As Naomi Wadler pointed out, Black girls who are killed by guns, murdered by violence, or kidnap rarely make the front covers of America’s news cycle. Even though they are far more likely to die by gun violence, percentage-wise they rarely make the cut past the proverbial cutting room floor. What gives?!?! Mei-Ling Ho-Shing, survivor of the Parkland Massacre complained that even though gun violence hits closer to home for Blacks in low income neighbors near Marjory Stoneman Douglas High School, they feel shut out, while their White and Latina counterparts grace the cover of Time Magazine. What about a Black girl’s story is perceived as less valuable or buzz worthy than a White woman or White man?

Representation matters.

When a media outlet asked Koreans about their feelings about Africans and African Americans they wholely admitted that perceptions changed after seen Black Panther. The narrative of blacks being just the rapper, drug dealer, or criminal was dashed. Black were finally seen as cool or moreover as normal human beings.

On the flip-side, people around the world are watching cops around the nation get off for murdering unarmed Black men. Could the problem be the value of Our Girls is a by product that the lives of Blacks in general don’t seem carry as much value? Taking a look back, it took Nigerian officials heart-wrenching weeks to publish the names of all the students Boko Haram kidnapped from a boarding school in the village of Chibok on the night of April 14, 2014. How even in these girls’ home nation, it feels like it wasn’t a national priority? How is it that more than 200 African girls were kidnapped and the UN or nations in general didn’t leap into action. “Bring back Our Girls!”…the appropriate answers should of have been similar to Donald Trump’sFire and Fury” speech. That feels like an appropriate response.  200 kids of any race missing…, an acceptable response should have been like Marlon Wayans  in Don’t Be A Menace to Society While Drinking Your Juice in the Hood: “Do we have a problem?” (with post office van missile launcher).

If want Our Girls to matter, it means more than just asking the world at large to care. The greater community that is the children of the African Diaspora need to make it their business to be a voice for those who have no voice. To scream from the mountain tops, “Why didn’t all Our Girls make it home?!?!” To make sure that those fighting for the memory and so this never happens again are not met with opposition.

So now to an obvious question, “Who took our girls?”

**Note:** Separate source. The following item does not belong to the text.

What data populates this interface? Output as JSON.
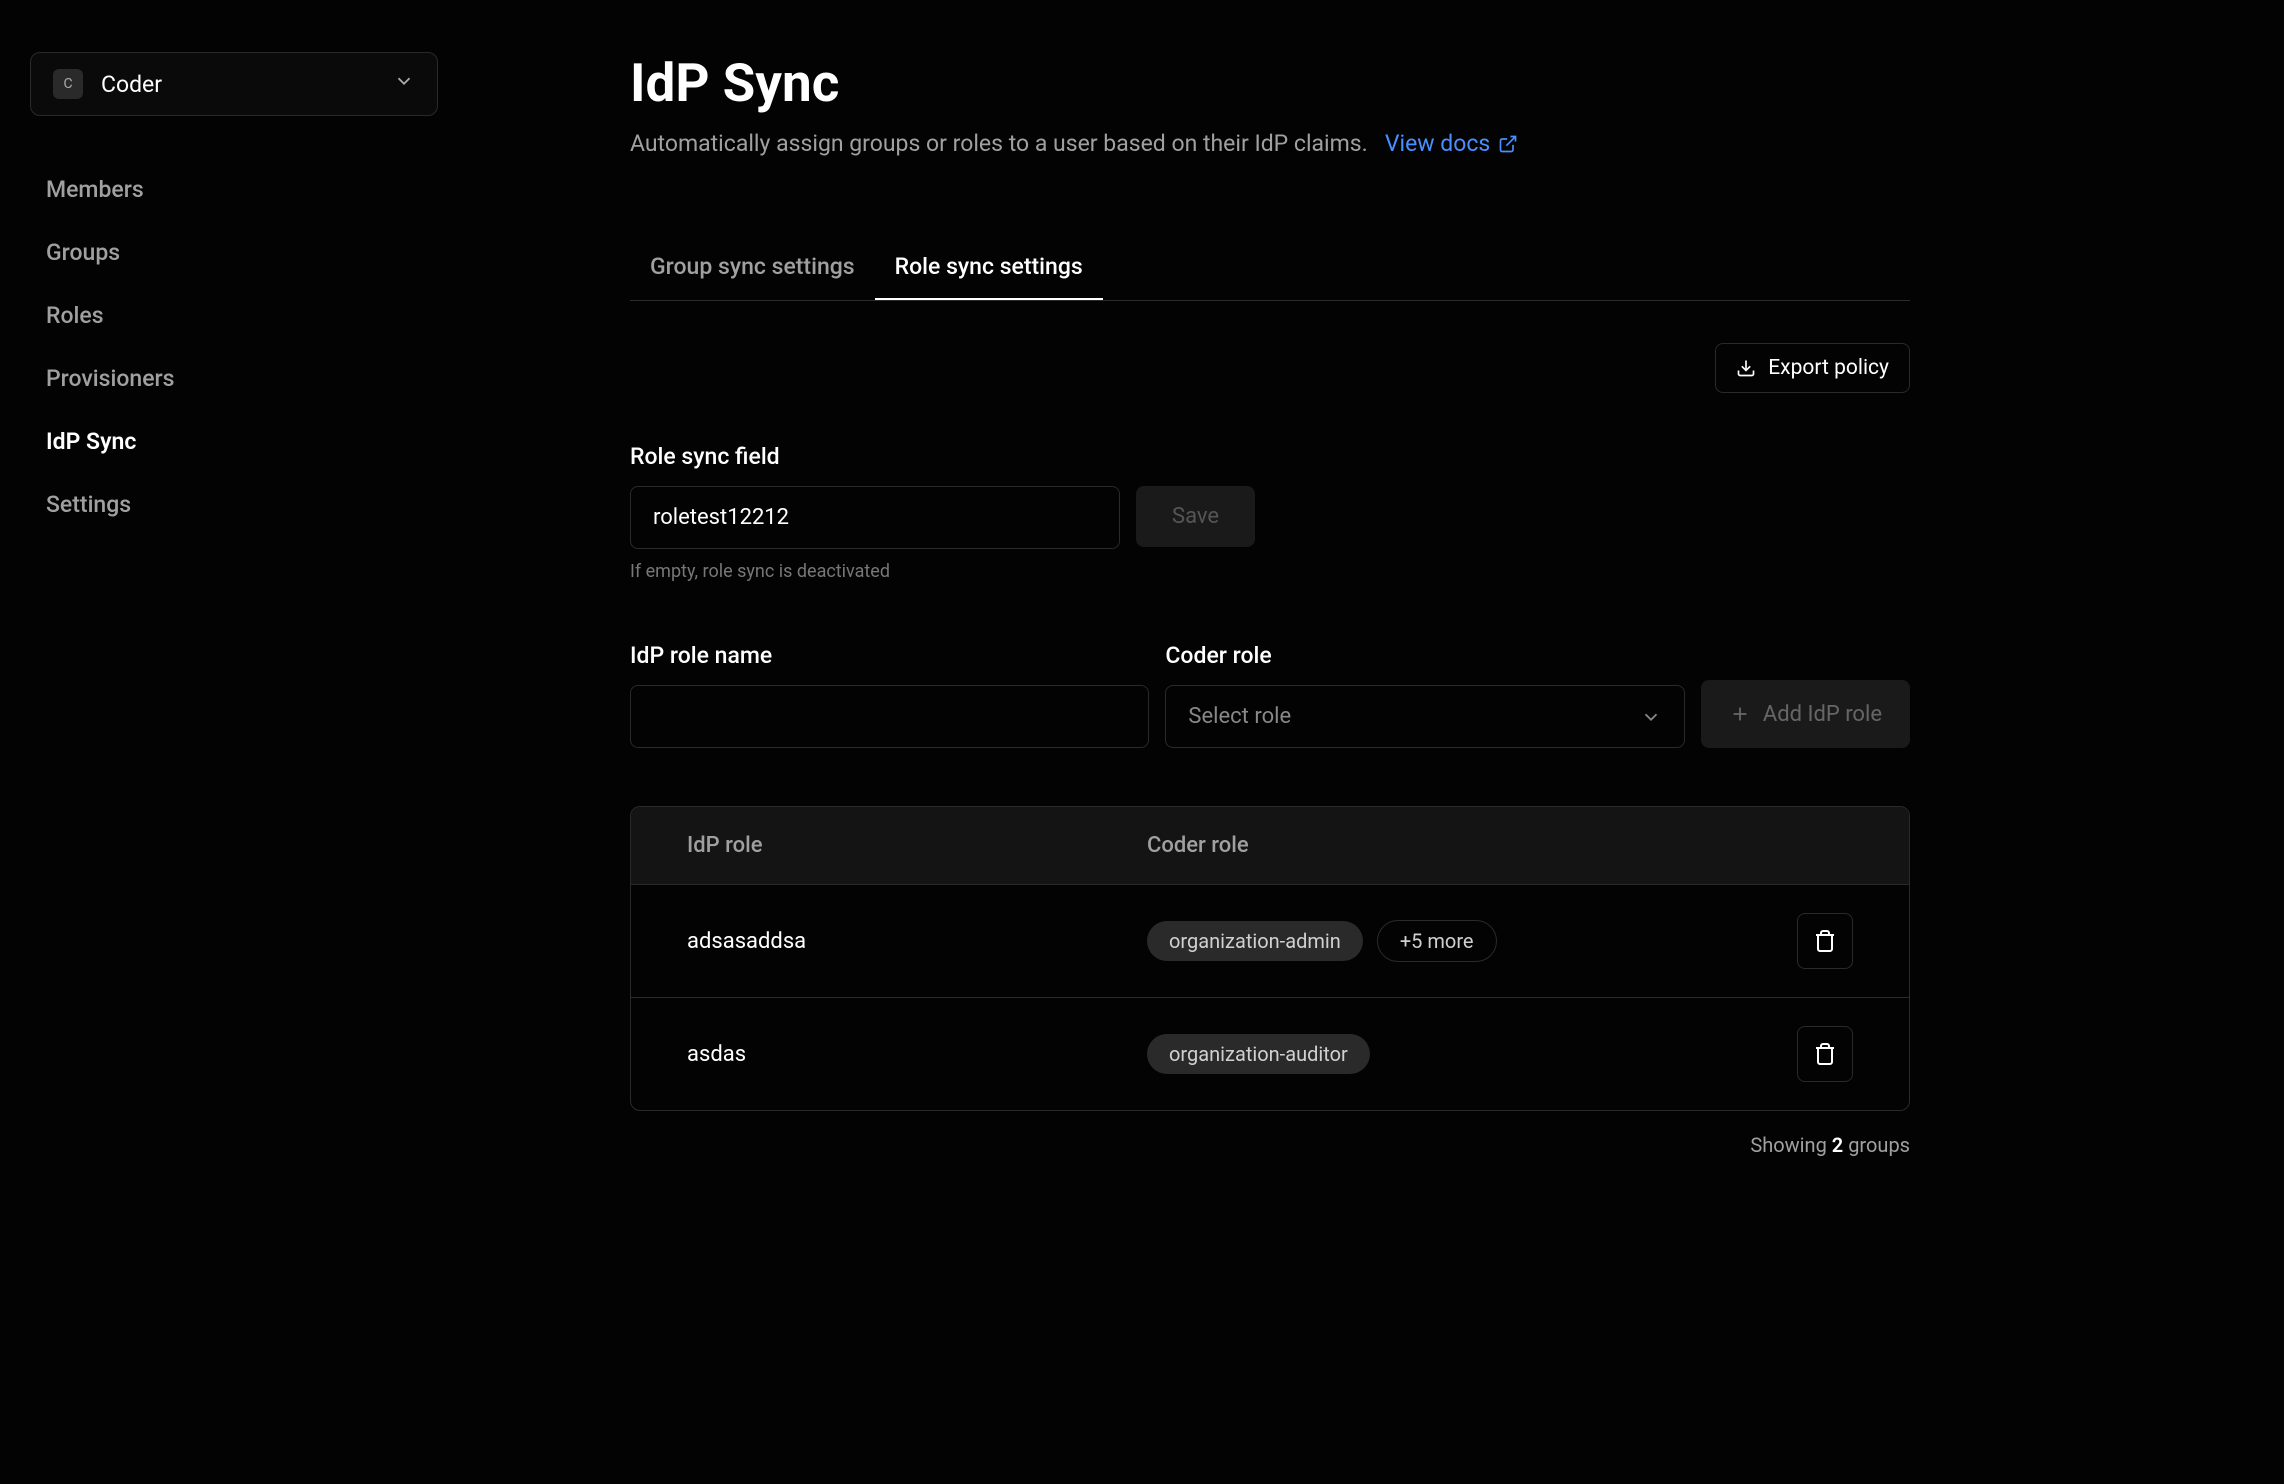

According to the BBC the Boko Haram is Nigeria’s militant Islamist group. They have caused violence and civil unrest in Africa’s most populous country through a wave of bombings, assassinations and abduction, and seek to bring the country under the rule of an Islamist state. Furthermore the group promotes a version of Islam which makes it haram, or forbidden, for Muslims to take part in any political and social activities associated with Western culture. CNN reported that a core beliefs of the group opposes the education of women. According to their version of Sharia law,  it is the duty of women to be at home raising children and looking after their husbands. Being at school learning to read and right is not an option.

Years the later, we come to a startling revelation.

Not all of the children kidnapped that night ever made it back. Wait… they are no longer children, many of them are full grown women with children (from their kidnappers). Their parents are living the worst nightmare possible. Imagine sending your children to school and they never come back.

In America, we fight for the right that everyone should be able to practice their religion as they see fit. What gives the Boko Haram the right to take other people’s children and enforce their own world view upon them?

If we want the world view to change on Black girls in the process Black women, it is the duty of every one of us to defend their rights, their education, and how they are perceived in the public eye. We must do more than stand with Our Girls. We must uplift them, teach them, and make them a media priority.